■ Activity
Print out the complete set of records below, exactly as they read.

##############################

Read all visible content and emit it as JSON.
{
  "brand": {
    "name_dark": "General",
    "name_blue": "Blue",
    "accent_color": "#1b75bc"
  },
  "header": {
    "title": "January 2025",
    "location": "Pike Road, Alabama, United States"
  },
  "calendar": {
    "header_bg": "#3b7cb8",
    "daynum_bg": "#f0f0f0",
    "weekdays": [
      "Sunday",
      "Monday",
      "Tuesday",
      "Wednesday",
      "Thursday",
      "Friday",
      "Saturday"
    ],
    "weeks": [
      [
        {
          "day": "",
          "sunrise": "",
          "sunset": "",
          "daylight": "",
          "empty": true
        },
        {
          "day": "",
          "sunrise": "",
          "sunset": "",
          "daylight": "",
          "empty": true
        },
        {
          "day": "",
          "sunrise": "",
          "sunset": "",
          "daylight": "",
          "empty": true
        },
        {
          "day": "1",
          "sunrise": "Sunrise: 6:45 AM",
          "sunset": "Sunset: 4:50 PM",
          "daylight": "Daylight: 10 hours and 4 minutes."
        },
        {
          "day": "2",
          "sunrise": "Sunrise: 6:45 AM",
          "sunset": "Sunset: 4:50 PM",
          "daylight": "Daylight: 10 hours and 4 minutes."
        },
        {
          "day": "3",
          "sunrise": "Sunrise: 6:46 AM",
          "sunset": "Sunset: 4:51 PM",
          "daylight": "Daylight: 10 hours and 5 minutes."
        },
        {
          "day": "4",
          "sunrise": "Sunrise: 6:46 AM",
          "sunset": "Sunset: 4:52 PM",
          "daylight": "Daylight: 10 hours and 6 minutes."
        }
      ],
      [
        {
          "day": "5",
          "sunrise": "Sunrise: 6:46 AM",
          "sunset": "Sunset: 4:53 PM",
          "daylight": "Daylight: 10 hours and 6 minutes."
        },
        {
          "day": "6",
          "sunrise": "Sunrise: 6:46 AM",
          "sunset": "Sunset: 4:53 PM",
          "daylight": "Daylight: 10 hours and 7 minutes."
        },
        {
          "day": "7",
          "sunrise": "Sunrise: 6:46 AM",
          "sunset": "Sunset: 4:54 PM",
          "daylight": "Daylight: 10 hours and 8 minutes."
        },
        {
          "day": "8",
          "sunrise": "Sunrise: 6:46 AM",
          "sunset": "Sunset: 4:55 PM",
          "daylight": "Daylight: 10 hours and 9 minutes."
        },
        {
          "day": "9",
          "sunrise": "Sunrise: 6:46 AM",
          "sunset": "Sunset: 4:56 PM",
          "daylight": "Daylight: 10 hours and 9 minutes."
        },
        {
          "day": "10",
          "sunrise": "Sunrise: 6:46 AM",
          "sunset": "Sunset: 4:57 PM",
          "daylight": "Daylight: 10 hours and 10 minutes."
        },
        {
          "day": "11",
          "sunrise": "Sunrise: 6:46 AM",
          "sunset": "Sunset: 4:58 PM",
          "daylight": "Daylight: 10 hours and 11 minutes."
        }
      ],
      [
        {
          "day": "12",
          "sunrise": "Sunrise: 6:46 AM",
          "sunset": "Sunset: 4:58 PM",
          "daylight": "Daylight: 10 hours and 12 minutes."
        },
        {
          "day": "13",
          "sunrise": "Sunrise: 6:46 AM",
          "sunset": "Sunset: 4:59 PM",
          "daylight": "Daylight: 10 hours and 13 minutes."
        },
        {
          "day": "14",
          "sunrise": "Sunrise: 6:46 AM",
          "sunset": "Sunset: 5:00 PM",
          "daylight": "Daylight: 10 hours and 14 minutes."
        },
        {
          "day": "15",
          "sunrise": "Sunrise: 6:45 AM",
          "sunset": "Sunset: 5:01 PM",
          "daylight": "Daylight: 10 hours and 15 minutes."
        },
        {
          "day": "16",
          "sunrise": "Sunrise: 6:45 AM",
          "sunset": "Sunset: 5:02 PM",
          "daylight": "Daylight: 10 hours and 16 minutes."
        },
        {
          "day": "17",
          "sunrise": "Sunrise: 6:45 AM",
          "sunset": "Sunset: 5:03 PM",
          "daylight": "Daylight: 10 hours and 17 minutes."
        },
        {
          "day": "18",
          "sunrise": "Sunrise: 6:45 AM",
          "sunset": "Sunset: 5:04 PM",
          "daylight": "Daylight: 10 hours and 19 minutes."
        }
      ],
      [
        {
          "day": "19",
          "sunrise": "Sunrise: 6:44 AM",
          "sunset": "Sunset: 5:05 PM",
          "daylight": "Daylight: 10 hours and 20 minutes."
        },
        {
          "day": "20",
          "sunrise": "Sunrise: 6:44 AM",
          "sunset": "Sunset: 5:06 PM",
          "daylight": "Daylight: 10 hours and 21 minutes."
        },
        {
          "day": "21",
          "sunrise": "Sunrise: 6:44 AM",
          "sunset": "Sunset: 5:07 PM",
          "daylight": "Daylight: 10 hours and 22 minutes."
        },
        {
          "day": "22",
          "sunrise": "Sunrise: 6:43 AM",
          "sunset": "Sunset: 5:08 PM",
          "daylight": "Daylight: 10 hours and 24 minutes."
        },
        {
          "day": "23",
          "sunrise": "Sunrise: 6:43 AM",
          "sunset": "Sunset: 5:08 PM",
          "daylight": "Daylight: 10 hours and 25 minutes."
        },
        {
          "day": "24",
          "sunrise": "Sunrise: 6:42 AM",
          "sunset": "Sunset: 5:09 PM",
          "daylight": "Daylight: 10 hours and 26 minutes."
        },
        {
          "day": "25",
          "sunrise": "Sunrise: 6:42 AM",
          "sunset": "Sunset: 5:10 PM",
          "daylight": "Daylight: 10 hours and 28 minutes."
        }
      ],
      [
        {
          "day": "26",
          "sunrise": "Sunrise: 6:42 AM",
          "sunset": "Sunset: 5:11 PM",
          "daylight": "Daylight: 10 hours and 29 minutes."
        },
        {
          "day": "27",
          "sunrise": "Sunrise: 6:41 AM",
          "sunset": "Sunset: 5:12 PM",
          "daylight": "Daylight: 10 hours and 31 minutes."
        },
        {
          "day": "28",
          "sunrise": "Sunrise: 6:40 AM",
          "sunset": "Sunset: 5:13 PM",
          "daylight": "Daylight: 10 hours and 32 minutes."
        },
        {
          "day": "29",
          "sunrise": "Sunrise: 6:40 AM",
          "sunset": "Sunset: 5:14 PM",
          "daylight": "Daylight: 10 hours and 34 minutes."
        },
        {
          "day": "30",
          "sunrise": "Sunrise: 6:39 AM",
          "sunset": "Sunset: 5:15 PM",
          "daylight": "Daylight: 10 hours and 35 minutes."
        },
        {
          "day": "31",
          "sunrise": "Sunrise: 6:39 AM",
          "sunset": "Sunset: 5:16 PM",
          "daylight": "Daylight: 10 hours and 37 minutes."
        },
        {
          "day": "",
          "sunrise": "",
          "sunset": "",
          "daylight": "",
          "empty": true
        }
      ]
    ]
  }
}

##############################

■ Result for this task
Read all visible content and emit it as JSON.
{
  "brand": {
    "name_dark": "General",
    "name_blue": "Blue",
    "accent_color": "#1b75bc"
  },
  "header": {
    "title": "January 2025",
    "location": "Pike Road, Alabama, United States"
  },
  "calendar": {
    "header_bg": "#3b7cb8",
    "daynum_bg": "#f0f0f0",
    "weekdays": [
      "Sunday",
      "Monday",
      "Tuesday",
      "Wednesday",
      "Thursday",
      "Friday",
      "Saturday"
    ],
    "weeks": [
      [
        {
          "day": "",
          "sunrise": "",
          "sunset": "",
          "daylight": "",
          "empty": true
        },
        {
          "day": "",
          "sunrise": "",
          "sunset": "",
          "daylight": "",
          "empty": true
        },
        {
          "day": "",
          "sunrise": "",
          "sunset": "",
          "daylight": "",
          "empty": true
        },
        {
          "day": "1",
          "sunrise": "Sunrise: 6:45 AM",
          "sunset": "Sunset: 4:50 PM",
          "daylight": "Daylight: 10 hours and 4 minutes."
        },
        {
          "day": "2",
          "sunrise": "Sunrise: 6:45 AM",
          "sunset": "Sunset: 4:50 PM",
          "daylight": "Daylight: 10 hours and 4 minutes."
        },
        {
          "day": "3",
          "sunrise": "Sunrise: 6:46 AM",
          "sunset": "Sunset: 4:51 PM",
          "daylight": "Daylight: 10 hours and 5 minutes."
        },
        {
          "day": "4",
          "sunrise": "Sunrise: 6:46 AM",
          "sunset": "Sunset: 4:52 PM",
          "daylight": "Daylight: 10 hours and 6 minutes."
        }
      ],
      [
        {
          "day": "5",
          "sunrise": "Sunrise: 6:46 AM",
          "sunset": "Sunset: 4:53 PM",
          "daylight": "Daylight: 10 hours and 6 minutes."
        },
        {
          "day": "6",
          "sunrise": "Sunrise: 6:46 AM",
          "sunset": "Sunset: 4:53 PM",
          "daylight": "Daylight: 10 hours and 7 minutes."
        },
        {
          "day": "7",
          "sunrise": "Sunrise: 6:46 AM",
          "sunset": "Sunset: 4:54 PM",
          "daylight": "Daylight: 10 hours and 8 minutes."
        },
        {
          "day": "8",
          "sunrise": "Sunrise: 6:46 AM",
          "sunset": "Sunset: 4:55 PM",
          "daylight": "Daylight: 10 hours and 9 minutes."
        },
        {
          "day": "9",
          "sunrise": "Sunrise: 6:46 AM",
          "sunset": "Sunset: 4:56 PM",
          "daylight": "Daylight: 10 hours and 9 minutes."
        },
        {
          "day": "10",
          "sunrise": "Sunrise: 6:46 AM",
          "sunset": "Sunset: 4:57 PM",
          "daylight": "Daylight: 10 hours and 10 minutes."
        },
        {
          "day": "11",
          "sunrise": "Sunrise: 6:46 AM",
          "sunset": "Sunset: 4:58 PM",
          "daylight": "Daylight: 10 hours and 11 minutes."
        }
      ],
      [
        {
          "day": "12",
          "sunrise": "Sunrise: 6:46 AM",
          "sunset": "Sunset: 4:58 PM",
          "daylight": "Daylight: 10 hours and 12 minutes."
        },
        {
          "day": "13",
          "sunrise": "Sunrise: 6:46 AM",
          "sunset": "Sunset: 4:59 PM",
          "daylight": "Daylight: 10 hours and 13 minutes."
        },
        {
          "day": "14",
          "sunrise": "Sunrise: 6:46 AM",
          "sunset": "Sunset: 5:00 PM",
          "daylight": "Daylight: 10 hours and 14 minutes."
        },
        {
          "day": "15",
          "sunrise": "Sunrise: 6:45 AM",
          "sunset": "Sunset: 5:01 PM",
          "daylight": "Daylight: 10 hours and 15 minutes."
        },
        {
          "day": "16",
          "sunrise": "Sunrise: 6:45 AM",
          "sunset": "Sunset: 5:02 PM",
          "daylight": "Daylight: 10 hours and 16 minutes."
        },
        {
          "day": "17",
          "sunrise": "Sunrise: 6:45 AM",
          "sunset": "Sunset: 5:03 PM",
          "daylight": "Daylight: 10 hours and 17 minutes."
        },
        {
          "day": "18",
          "sunrise": "Sunrise: 6:45 AM",
          "sunset": "Sunset: 5:04 PM",
          "daylight": "Daylight: 10 hours and 19 minutes."
        }
      ],
      [
        {
          "day": "19",
          "sunrise": "Sunrise: 6:44 AM",
          "sunset": "Sunset: 5:05 PM",
          "daylight": "Daylight: 10 hours and 20 minutes."
        },
        {
          "day": "20",
          "sunrise": "Sunrise: 6:44 AM",
          "sunset": "Sunset: 5:06 PM",
          "daylight": "Daylight: 10 hours and 21 minutes."
        },
        {
          "day": "21",
          "sunrise": "Sunrise: 6:44 AM",
          "sunset": "Sunset: 5:07 PM",
          "daylight": "Daylight: 10 hours and 22 minutes."
        },
        {
          "day": "22",
          "sunrise": "Sunrise: 6:43 AM",
          "sunset": "Sunset: 5:08 PM",
          "daylight": "Daylight: 10 hours and 24 minutes."
        },
        {
          "day": "23",
          "sunrise": "Sunrise: 6:43 AM",
          "sunset": "Sunset: 5:08 PM",
          "daylight": "Daylight: 10 hours and 25 minutes."
        },
        {
          "day": "24",
          "sunrise": "Sunrise: 6:42 AM",
          "sunset": "Sunset: 5:09 PM",
          "daylight": "Daylight: 10 hours and 26 minutes."
        },
        {
          "day": "25",
          "sunrise": "Sunrise: 6:42 AM",
          "sunset": "Sunset: 5:10 PM",
          "daylight": "Daylight: 10 hours and 28 minutes."
        }
      ],
      [
        {
          "day": "26",
          "sunrise": "Sunrise: 6:42 AM",
          "sunset": "Sunset: 5:11 PM",
          "daylight": "Daylight: 10 hours and 29 minutes."
        },
        {
          "day": "27",
          "sunrise": "Sunrise: 6:41 AM",
          "sunset": "Sunset: 5:12 PM",
          "daylight": "Daylight: 10 hours and 31 minutes."
        },
        {
          "day": "28",
          "sunrise": "Sunrise: 6:40 AM",
          "sunset": "Sunset: 5:13 PM",
          "daylight": "Daylight: 10 hours and 32 minutes."
        },
        {
          "day": "29",
          "sunrise": "Sunrise: 6:40 AM",
          "sunset": "Sunset: 5:14 PM",
          "daylight": "Daylight: 10 hours and 34 minutes."
        },
        {
          "day": "30",
          "sunrise": "Sunrise: 6:39 AM",
          "sunset": "Sunset: 5:15 PM",
          "daylight": "Daylight: 10 hours and 35 minutes."
        },
        {
          "day": "31",
          "sunrise": "Sunrise: 6:39 AM",
          "sunset": "Sunset: 5:16 PM",
          "daylight": "Daylight: 10 hours and 37 minutes."
        },
        {
          "day": "",
          "sunrise": "",
          "sunset": "",
          "daylight": "",
          "empty": true
        }
      ]
    ]
  }
}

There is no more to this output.